Component data from apps and pages:
━━━━

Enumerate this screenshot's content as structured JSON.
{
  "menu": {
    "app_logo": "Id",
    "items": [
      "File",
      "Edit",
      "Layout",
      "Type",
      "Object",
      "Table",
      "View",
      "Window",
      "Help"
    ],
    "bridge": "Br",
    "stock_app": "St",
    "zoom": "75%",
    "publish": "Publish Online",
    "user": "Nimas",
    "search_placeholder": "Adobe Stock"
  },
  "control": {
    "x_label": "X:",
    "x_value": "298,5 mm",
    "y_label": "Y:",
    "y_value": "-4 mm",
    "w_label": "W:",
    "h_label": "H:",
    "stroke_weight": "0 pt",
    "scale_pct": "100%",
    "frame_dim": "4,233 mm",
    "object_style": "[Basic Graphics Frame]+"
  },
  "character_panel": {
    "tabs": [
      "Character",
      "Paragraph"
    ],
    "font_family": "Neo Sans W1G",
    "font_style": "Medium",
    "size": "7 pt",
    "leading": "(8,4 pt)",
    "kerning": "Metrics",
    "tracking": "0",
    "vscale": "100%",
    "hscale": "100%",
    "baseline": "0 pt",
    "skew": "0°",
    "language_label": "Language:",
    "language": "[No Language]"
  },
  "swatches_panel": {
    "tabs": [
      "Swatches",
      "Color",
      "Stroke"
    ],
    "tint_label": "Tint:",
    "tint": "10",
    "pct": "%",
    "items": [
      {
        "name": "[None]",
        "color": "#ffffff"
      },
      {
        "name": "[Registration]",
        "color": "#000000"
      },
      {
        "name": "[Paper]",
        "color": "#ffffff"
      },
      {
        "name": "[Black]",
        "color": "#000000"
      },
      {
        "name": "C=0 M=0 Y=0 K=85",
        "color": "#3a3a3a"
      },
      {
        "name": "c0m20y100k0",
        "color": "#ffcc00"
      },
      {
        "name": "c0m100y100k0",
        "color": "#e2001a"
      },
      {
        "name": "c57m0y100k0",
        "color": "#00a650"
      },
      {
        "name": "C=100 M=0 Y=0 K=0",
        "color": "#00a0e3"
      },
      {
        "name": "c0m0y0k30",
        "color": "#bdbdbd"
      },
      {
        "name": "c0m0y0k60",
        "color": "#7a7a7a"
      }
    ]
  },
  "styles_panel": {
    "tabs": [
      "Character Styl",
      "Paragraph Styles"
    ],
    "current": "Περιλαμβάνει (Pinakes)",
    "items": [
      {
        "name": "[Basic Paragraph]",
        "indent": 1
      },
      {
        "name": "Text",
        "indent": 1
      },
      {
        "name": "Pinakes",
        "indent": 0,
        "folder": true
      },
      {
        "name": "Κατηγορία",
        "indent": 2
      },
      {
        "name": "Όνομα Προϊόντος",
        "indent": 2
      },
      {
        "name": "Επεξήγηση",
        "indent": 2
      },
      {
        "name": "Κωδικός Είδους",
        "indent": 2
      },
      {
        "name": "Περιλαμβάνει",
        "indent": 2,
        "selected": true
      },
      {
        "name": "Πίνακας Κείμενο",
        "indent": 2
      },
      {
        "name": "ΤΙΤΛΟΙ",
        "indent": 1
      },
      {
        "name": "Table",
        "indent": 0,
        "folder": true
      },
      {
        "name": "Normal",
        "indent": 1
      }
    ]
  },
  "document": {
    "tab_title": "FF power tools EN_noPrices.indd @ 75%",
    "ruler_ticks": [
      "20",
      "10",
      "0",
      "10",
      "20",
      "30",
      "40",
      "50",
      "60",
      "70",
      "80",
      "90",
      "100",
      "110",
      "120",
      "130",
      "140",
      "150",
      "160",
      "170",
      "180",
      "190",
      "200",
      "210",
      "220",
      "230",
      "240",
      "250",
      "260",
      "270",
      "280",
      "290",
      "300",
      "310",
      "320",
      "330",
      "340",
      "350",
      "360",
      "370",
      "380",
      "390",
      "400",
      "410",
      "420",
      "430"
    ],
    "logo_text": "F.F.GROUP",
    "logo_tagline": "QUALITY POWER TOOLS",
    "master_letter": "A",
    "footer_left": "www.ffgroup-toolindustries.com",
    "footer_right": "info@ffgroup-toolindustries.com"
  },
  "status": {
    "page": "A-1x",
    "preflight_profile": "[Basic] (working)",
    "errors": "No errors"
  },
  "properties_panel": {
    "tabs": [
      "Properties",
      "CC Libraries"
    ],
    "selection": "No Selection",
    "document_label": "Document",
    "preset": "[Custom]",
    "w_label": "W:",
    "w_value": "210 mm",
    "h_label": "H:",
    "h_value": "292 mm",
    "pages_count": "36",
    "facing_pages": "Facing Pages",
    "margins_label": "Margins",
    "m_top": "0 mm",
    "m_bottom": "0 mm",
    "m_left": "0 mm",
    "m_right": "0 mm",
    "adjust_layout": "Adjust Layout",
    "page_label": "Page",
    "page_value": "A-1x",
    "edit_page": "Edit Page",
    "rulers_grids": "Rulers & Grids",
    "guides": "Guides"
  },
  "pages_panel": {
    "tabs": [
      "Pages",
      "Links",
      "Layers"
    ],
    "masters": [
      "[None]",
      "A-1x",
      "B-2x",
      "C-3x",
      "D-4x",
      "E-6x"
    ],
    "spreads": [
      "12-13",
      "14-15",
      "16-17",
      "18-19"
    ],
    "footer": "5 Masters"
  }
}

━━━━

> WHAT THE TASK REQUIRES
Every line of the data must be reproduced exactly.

> ANSWER TO THE PROBLEM
Enumerate this screenshot's content as structured JSON.
{
  "menu": {
    "app_logo": "Id",
    "items": [
      "File",
      "Edit",
      "Layout",
      "Type",
      "Object",
      "Table",
      "View",
      "Window",
      "Help"
    ],
    "bridge": "Br",
    "stock_app": "St",
    "zoom": "75%",
    "publish": "Publish Online",
    "user": "Nimas",
    "search_placeholder": "Adobe Stock"
  },
  "control": {
    "x_label": "X:",
    "x_value": "298,5 mm",
    "y_label": "Y:",
    "y_value": "-4 mm",
    "w_label": "W:",
    "h_label": "H:",
    "stroke_weight": "0 pt",
    "scale_pct": "100%",
    "frame_dim": "4,233 mm",
    "object_style": "[Basic Graphics Frame]+"
  },
  "character_panel": {
    "tabs": [
      "Character",
      "Paragraph"
    ],
    "font_family": "Neo Sans W1G",
    "font_style": "Medium",
    "size": "7 pt",
    "leading": "(8,4 pt)",
    "kerning": "Metrics",
    "tracking": "0",
    "vscale": "100%",
    "hscale": "100%",
    "baseline": "0 pt",
    "skew": "0°",
    "language_label": "Language:",
    "language": "[No Language]"
  },
  "swatches_panel": {
    "tabs": [
      "Swatches",
      "Color",
      "Stroke"
    ],
    "tint_label": "Tint:",
    "tint": "10",
    "pct": "%",
    "items": [
      {
        "name": "[None]",
        "color": "#ffffff"
      },
      {
        "name": "[Registration]",
        "color": "#000000"
      },
      {
        "name": "[Paper]",
        "color": "#ffffff"
      },
      {
        "name": "[Black]",
        "color": "#000000"
      },
      {
        "name": "C=0 M=0 Y=0 K=85",
        "color": "#3a3a3a"
      },
      {
        "name": "c0m20y100k0",
        "color": "#ffcc00"
      },
      {
        "name": "c0m100y100k0",
        "color": "#e2001a"
      },
      {
        "name": "c57m0y100k0",
        "color": "#00a650"
      },
      {
        "name": "C=100 M=0 Y=0 K=0",
        "color": "#00a0e3"
      },
      {
        "name": "c0m0y0k30",
        "color": "#bdbdbd"
      },
      {
        "name": "c0m0y0k60",
        "color": "#7a7a7a"
      }
    ]
  },
  "styles_panel": {
    "tabs": [
      "Character Styl",
      "Paragraph Styles"
    ],
    "current": "Περιλαμβάνει (Pinakes)",
    "items": [
      {
        "name": "[Basic Paragraph]",
        "indent": 1
      },
      {
        "name": "Text",
        "indent": 1
      },
      {
        "name": "Pinakes",
        "indent": 0,
        "folder": true
      },
      {
        "name": "Κατηγορία",
        "indent": 2
      },
      {
        "name": "Όνομα Προϊόντος",
        "indent": 2
      },
      {
        "name": "Επεξήγηση",
        "indent": 2
      },
      {
        "name": "Κωδικός Είδους",
        "indent": 2
      },
      {
        "name": "Περιλαμβάνει",
        "indent": 2,
        "selected": true
      },
      {
        "name": "Πίνακας Κείμενο",
        "indent": 2
      },
      {
        "name": "ΤΙΤΛΟΙ",
        "indent": 1
      },
      {
        "name": "Table",
        "indent": 0,
        "folder": true
      },
      {
        "name": "Normal",
        "indent": 1
      }
    ]
  },
  "document": {
    "tab_title": "FF power tools EN_noPrices.indd @ 75%",
    "ruler_ticks": [
      "20",
      "10",
      "0",
      "10",
      "20",
      "30",
      "40",
      "50",
      "60",
      "70",
      "80",
      "90",
      "100",
      "110",
      "120",
      "130",
      "140",
      "150",
      "160",
      "170",
      "180",
      "190",
      "200",
      "210",
      "220",
      "230",
      "240",
      "250",
      "260",
      "270",
      "280",
      "290",
      "300",
      "310",
      "320",
      "330",
      "340",
      "350",
      "360",
      "370",
      "380",
      "390",
      "400",
      "410",
      "420",
      "430"
    ],
    "logo_text": "F.F.GROUP",
    "logo_tagline": "QUALITY POWER TOOLS",
    "master_letter": "A",
    "footer_left": "www.ffgroup-toolindustries.com",
    "footer_right": "info@ffgroup-toolindustries.com"
  },
  "status": {
    "page": "A-1x",
    "preflight_profile": "[Basic] (working)",
    "errors": "No errors"
  },
  "properties_panel": {
    "tabs": [
      "Properties",
      "CC Libraries"
    ],
    "selection": "No Selection",
    "document_label": "Document",
    "preset": "[Custom]",
    "w_label": "W:",
    "w_value": "210 mm",
    "h_label": "H:",
    "h_value": "292 mm",
    "pages_count": "36",
    "facing_pages": "Facing Pages",
    "margins_label": "Margins",
    "m_top": "0 mm",
    "m_bottom": "0 mm",
    "m_left": "0 mm",
    "m_right": "0 mm",
    "adjust_layout": "Adjust Layout",
    "page_label": "Page",
    "page_value": "A-1x",
    "edit_page": "Edit Page",
    "rulers_grids": "Rulers & Grids",
    "guides": "Guides"
  },
  "pages_panel": {
    "tabs": [
      "Pages",
      "Links",
      "Layers"
    ],
    "masters": [
      "[None]",
      "A-1x",
      "B-2x",
      "C-3x",
      "D-4x",
      "E-6x"
    ],
    "spreads": [
      "12-13",
      "14-15",
      "16-17",
      "18-19"
    ],
    "footer": "5 Masters"
  }
}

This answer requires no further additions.